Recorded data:
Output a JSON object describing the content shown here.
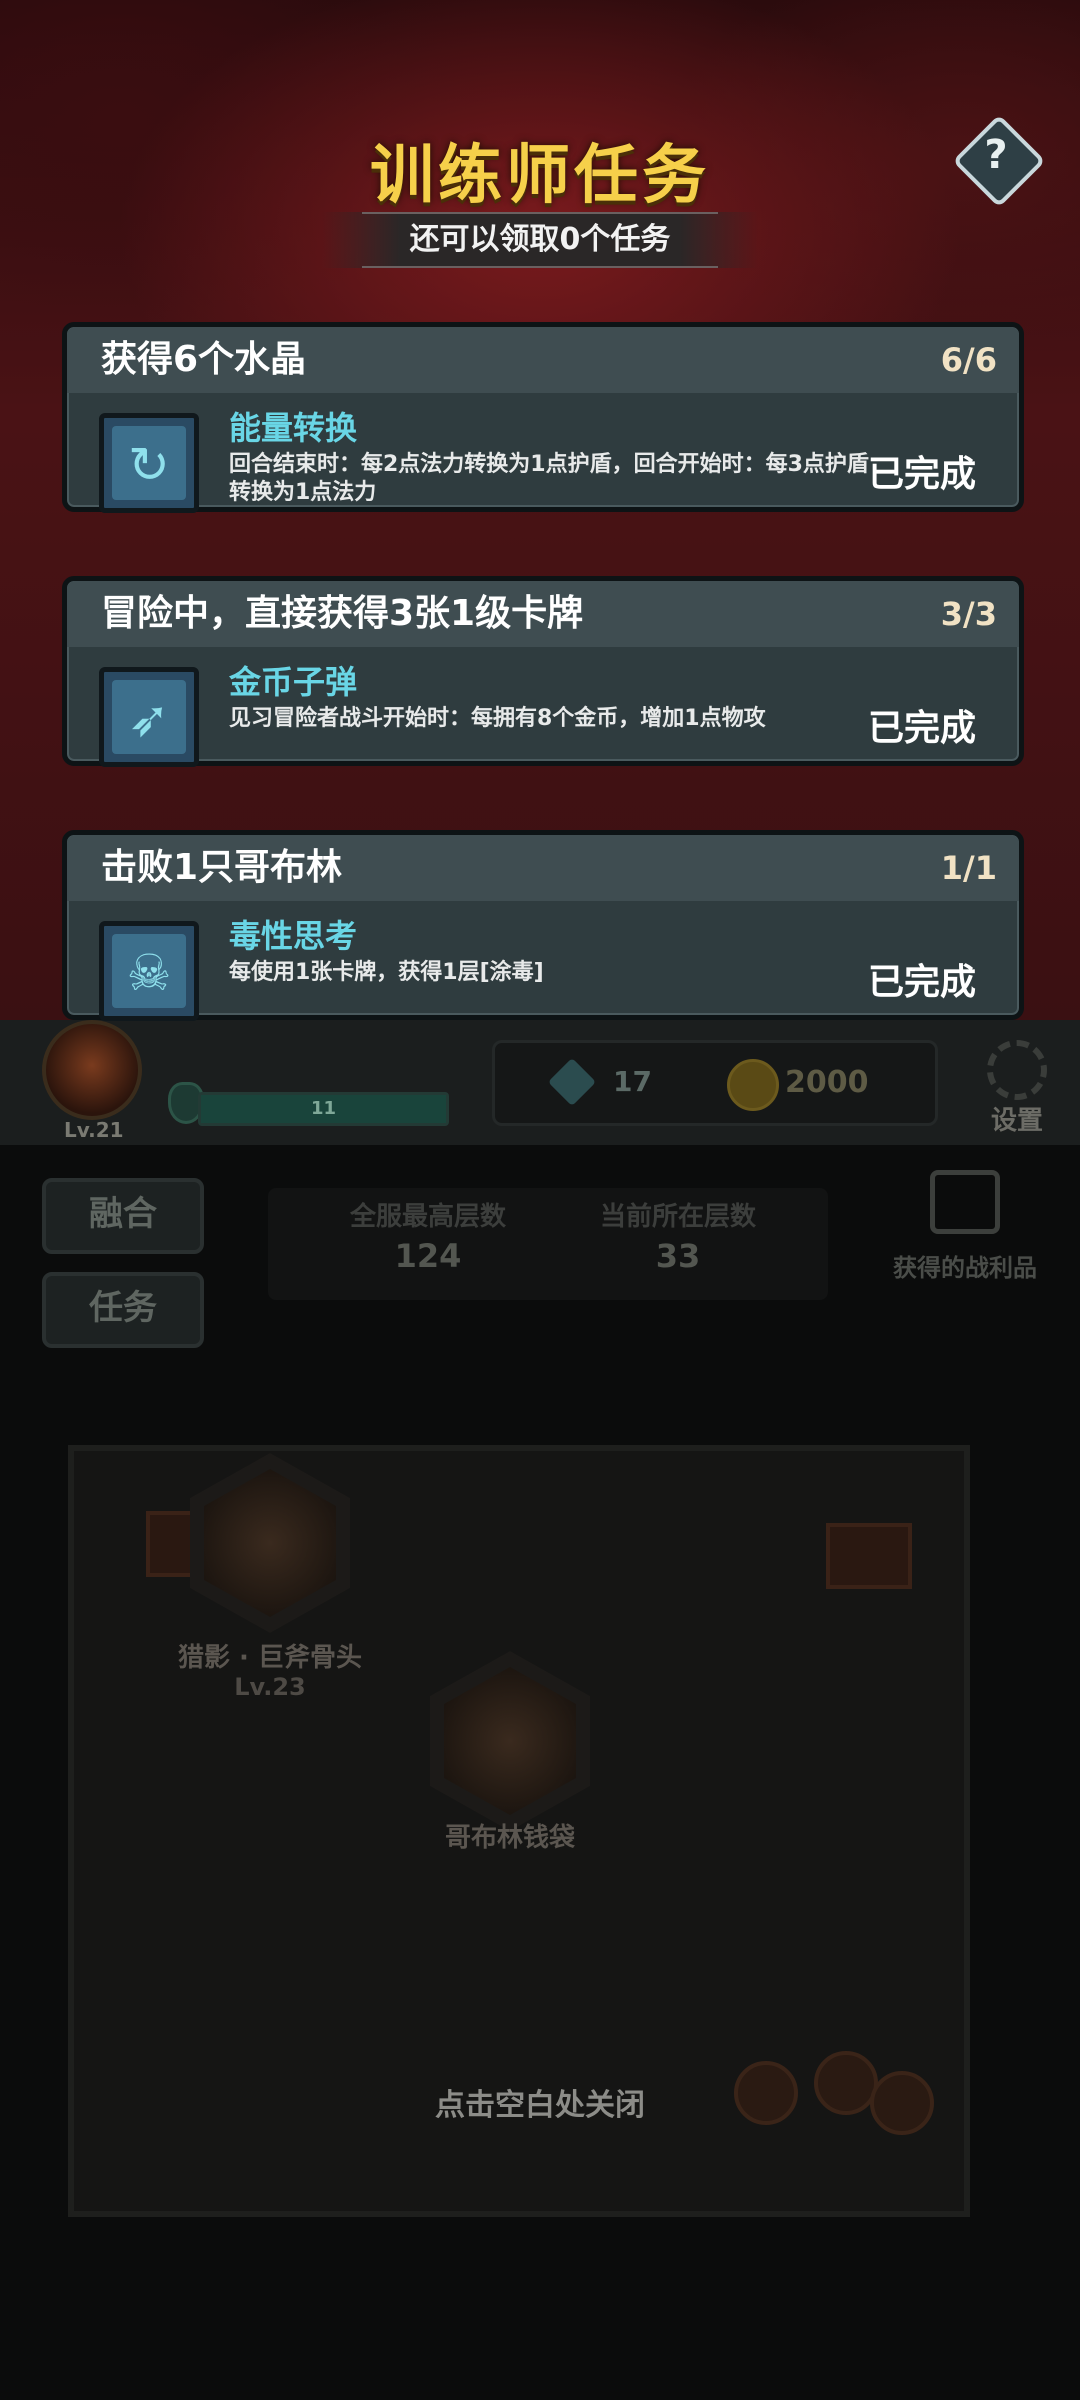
{
  "modal": {
    "title": "训练师任务",
    "subtitle": "还可以领取0个任务",
    "help_label": "?"
  },
  "quests": [
    {
      "title": "获得6个水晶",
      "progress": "6/6",
      "skill_name": "能量转换",
      "description": "回合结束时：每2点法力转换为1点护盾，回合开始时：每3点护盾转换为1点法力",
      "status": "已完成",
      "icon": "energy-swirl-icon"
    },
    {
      "title": "冒险中，直接获得3张1级卡牌",
      "progress": "3/3",
      "skill_name": "金币子弹",
      "description": "见习冒险者战斗开始时：每拥有8个金币，增加1点物攻",
      "status": "已完成",
      "icon": "coin-bullet-icon"
    },
    {
      "title": "击败1只哥布林",
      "progress": "1/1",
      "skill_name": "毒性思考",
      "description": "每使用1张卡牌，获得1层[涂毒]",
      "status": "已完成",
      "icon": "poison-skull-icon"
    }
  ],
  "hud": {
    "player_level": "Lv.21",
    "hp_value": "11",
    "hp_fill": 1.0,
    "gem_count": "17",
    "coin_count": "2000",
    "settings_label": "设置"
  },
  "side_buttons": {
    "fuse_label": "融合",
    "task_label": "任务"
  },
  "floors": {
    "best_label": "全服最高层数",
    "best_value": "124",
    "current_label": "当前所在层数",
    "current_value": "33"
  },
  "loot": {
    "label": "获得的战利品"
  },
  "map": {
    "boss_name": "猎影 · 巨斧骨头",
    "boss_level": "Lv.23",
    "bag_name": "哥布林钱袋"
  },
  "close_hint": "点击空白处关闭",
  "colors": {
    "title_gold": "#f6d04a",
    "skill_cyan": "#69d6e6",
    "card_bg": "#2f3c3f",
    "progress_cream": "#f1e2c4"
  }
}
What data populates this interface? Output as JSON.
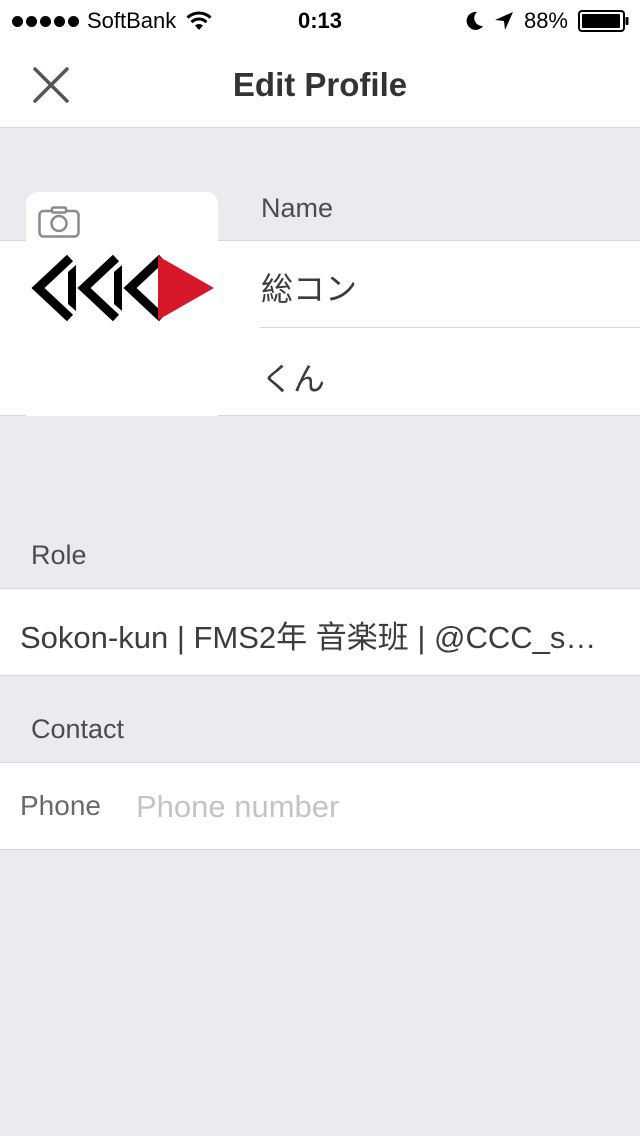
{
  "status_bar": {
    "carrier": "SoftBank",
    "time": "0:13",
    "battery": "88%",
    "icons": [
      "signal-dots",
      "wifi-icon",
      "moon-icon",
      "location-arrow-icon",
      "battery-icon"
    ]
  },
  "nav": {
    "title": "Edit Profile",
    "close_icon": "close-icon"
  },
  "name_section": {
    "label": "Name",
    "first_name": "総コン",
    "last_name": "くん"
  },
  "role_section": {
    "label": "Role",
    "value": "Sokon-kun | FMS2年 音楽班 | @CCC_s…"
  },
  "contact_section": {
    "label": "Contact",
    "phone_label": "Phone",
    "phone_value": "",
    "phone_placeholder": "Phone number"
  },
  "colors": {
    "background": "#ebebef",
    "logo_red": "#d7172a",
    "logo_black": "#000000"
  }
}
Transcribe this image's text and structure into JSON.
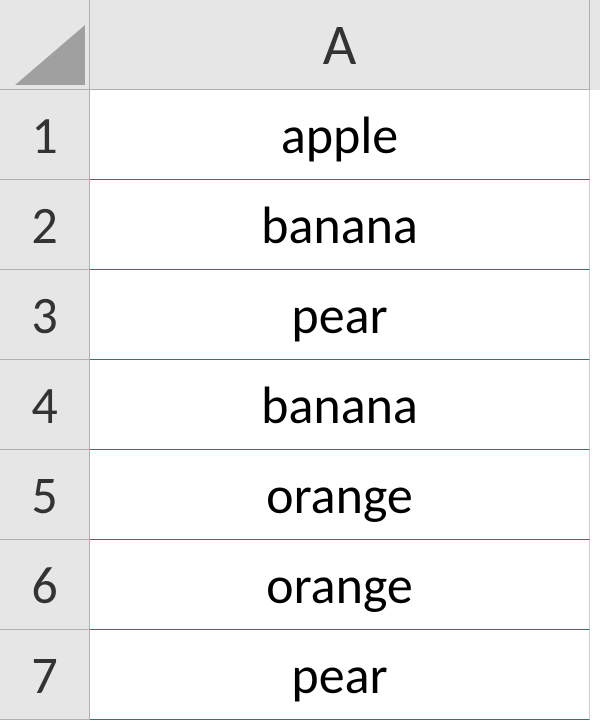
{
  "columns": [
    "A"
  ],
  "rows": [
    {
      "num": "1",
      "value": "apple"
    },
    {
      "num": "2",
      "value": "banana"
    },
    {
      "num": "3",
      "value": "pear"
    },
    {
      "num": "4",
      "value": "banana"
    },
    {
      "num": "5",
      "value": "orange"
    },
    {
      "num": "6",
      "value": "orange"
    },
    {
      "num": "7",
      "value": "pear"
    }
  ]
}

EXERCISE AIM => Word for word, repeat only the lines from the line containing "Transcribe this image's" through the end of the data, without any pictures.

SOLUTION FOR THIS PROBLEM =>
Transcribe this image's text and structure into JSON.
{
  "columns": [
    "A"
  ],
  "rows": [
    {
      "num": "1",
      "value": "apple"
    },
    {
      "num": "2",
      "value": "banana"
    },
    {
      "num": "3",
      "value": "pear"
    },
    {
      "num": "4",
      "value": "banana"
    },
    {
      "num": "5",
      "value": "orange"
    },
    {
      "num": "6",
      "value": "orange"
    },
    {
      "num": "7",
      "value": "pear"
    }
  ]
}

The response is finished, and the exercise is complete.